EXERCISE MATERIAL Start Marker

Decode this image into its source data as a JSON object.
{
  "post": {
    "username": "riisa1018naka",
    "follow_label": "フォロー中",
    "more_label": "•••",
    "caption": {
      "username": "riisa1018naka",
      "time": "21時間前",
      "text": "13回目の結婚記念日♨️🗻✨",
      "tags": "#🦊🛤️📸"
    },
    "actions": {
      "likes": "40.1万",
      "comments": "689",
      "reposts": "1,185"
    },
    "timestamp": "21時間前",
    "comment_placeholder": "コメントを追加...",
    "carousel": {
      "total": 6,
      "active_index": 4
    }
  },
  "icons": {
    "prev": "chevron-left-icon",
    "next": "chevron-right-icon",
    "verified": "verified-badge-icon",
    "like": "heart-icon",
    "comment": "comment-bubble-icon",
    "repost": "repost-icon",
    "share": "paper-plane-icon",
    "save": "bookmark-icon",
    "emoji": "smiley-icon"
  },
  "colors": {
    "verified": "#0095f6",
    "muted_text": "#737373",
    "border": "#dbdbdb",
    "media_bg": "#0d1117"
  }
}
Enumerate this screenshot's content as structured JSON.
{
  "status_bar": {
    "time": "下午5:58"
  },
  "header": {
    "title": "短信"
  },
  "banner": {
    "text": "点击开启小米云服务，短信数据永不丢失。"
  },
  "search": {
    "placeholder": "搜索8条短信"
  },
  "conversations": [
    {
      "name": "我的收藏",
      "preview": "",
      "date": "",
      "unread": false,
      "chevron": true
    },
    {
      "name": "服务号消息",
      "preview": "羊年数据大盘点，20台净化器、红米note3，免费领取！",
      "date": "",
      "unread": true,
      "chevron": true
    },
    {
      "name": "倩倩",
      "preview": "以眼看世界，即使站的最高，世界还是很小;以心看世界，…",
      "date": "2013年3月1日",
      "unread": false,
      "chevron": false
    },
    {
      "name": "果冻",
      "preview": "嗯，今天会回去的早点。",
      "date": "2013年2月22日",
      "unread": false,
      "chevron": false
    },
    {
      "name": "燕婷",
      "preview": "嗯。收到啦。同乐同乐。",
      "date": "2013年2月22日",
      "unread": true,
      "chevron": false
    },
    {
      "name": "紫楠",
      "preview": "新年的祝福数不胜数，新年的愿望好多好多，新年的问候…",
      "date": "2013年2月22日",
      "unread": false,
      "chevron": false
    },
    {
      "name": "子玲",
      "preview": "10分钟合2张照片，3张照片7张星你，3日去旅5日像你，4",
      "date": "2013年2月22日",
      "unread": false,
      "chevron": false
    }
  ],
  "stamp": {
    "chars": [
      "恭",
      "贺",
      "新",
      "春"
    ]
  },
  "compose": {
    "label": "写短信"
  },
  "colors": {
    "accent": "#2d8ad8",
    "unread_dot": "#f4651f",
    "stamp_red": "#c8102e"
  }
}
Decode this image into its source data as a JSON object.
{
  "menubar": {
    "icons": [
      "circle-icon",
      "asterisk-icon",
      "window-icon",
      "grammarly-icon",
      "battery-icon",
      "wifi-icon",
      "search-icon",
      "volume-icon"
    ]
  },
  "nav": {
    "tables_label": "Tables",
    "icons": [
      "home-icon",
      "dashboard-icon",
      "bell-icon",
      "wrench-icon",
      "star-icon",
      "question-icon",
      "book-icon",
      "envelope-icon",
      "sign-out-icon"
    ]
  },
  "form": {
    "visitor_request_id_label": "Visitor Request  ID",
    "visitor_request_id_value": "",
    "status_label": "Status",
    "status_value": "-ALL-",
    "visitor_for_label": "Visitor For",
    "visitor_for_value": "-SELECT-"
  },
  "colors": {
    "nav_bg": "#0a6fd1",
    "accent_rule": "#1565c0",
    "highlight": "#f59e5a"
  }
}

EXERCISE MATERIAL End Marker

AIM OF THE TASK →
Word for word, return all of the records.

EXERCISE ANSWER →
Decode this image into its source data as a JSON object.
{
  "post": {
    "username": "riisa1018naka",
    "follow_label": "フォロー中",
    "more_label": "•••",
    "caption": {
      "username": "riisa1018naka",
      "time": "21時間前",
      "text": "13回目の結婚記念日♨️🗻✨",
      "tags": "#🦊🛤️📸"
    },
    "actions": {
      "likes": "40.1万",
      "comments": "689",
      "reposts": "1,185"
    },
    "timestamp": "21時間前",
    "comment_placeholder": "コメントを追加...",
    "carousel": {
      "total": 6,
      "active_index": 4
    }
  },
  "icons": {
    "prev": "chevron-left-icon",
    "next": "chevron-right-icon",
    "verified": "verified-badge-icon",
    "like": "heart-icon",
    "comment": "comment-bubble-icon",
    "repost": "repost-icon",
    "share": "paper-plane-icon",
    "save": "bookmark-icon",
    "emoji": "smiley-icon"
  },
  "colors": {
    "verified": "#0095f6",
    "muted_text": "#737373",
    "border": "#dbdbdb",
    "media_bg": "#0d1117"
  }
}
Enumerate this screenshot's content as structured JSON.
{
  "status_bar": {
    "time": "下午5:58"
  },
  "header": {
    "title": "短信"
  },
  "banner": {
    "text": "点击开启小米云服务，短信数据永不丢失。"
  },
  "search": {
    "placeholder": "搜索8条短信"
  },
  "conversations": [
    {
      "name": "我的收藏",
      "preview": "",
      "date": "",
      "unread": false,
      "chevron": true
    },
    {
      "name": "服务号消息",
      "preview": "羊年数据大盘点，20台净化器、红米note3，免费领取！",
      "date": "",
      "unread": true,
      "chevron": true
    },
    {
      "name": "倩倩",
      "preview": "以眼看世界，即使站的最高，世界还是很小;以心看世界，…",
      "date": "2013年3月1日",
      "unread": false,
      "chevron": false
    },
    {
      "name": "果冻",
      "preview": "嗯，今天会回去的早点。",
      "date": "2013年2月22日",
      "unread": false,
      "chevron": false
    },
    {
      "name": "燕婷",
      "preview": "嗯。收到啦。同乐同乐。",
      "date": "2013年2月22日",
      "unread": true,
      "chevron": false
    },
    {
      "name": "紫楠",
      "preview": "新年的祝福数不胜数，新年的愿望好多好多，新年的问候…",
      "date": "2013年2月22日",
      "unread": false,
      "chevron": false
    },
    {
      "name": "子玲",
      "preview": "10分钟合2张照片，3张照片7张星你，3日去旅5日像你，4",
      "date": "2013年2月22日",
      "unread": false,
      "chevron": false
    }
  ],
  "stamp": {
    "chars": [
      "恭",
      "贺",
      "新",
      "春"
    ]
  },
  "compose": {
    "label": "写短信"
  },
  "colors": {
    "accent": "#2d8ad8",
    "unread_dot": "#f4651f",
    "stamp_red": "#c8102e"
  }
}
Decode this image into its source data as a JSON object.
{
  "menubar": {
    "icons": [
      "circle-icon",
      "asterisk-icon",
      "window-icon",
      "grammarly-icon",
      "battery-icon",
      "wifi-icon",
      "search-icon",
      "volume-icon"
    ]
  },
  "nav": {
    "tables_label": "Tables",
    "icons": [
      "home-icon",
      "dashboard-icon",
      "bell-icon",
      "wrench-icon",
      "star-icon",
      "question-icon",
      "book-icon",
      "envelope-icon",
      "sign-out-icon"
    ]
  },
  "form": {
    "visitor_request_id_label": "Visitor Request  ID",
    "visitor_request_id_value": "",
    "status_label": "Status",
    "status_value": "-ALL-",
    "visitor_for_label": "Visitor For",
    "visitor_for_value": "-SELECT-"
  },
  "colors": {
    "nav_bg": "#0a6fd1",
    "accent_rule": "#1565c0",
    "highlight": "#f59e5a"
  }
}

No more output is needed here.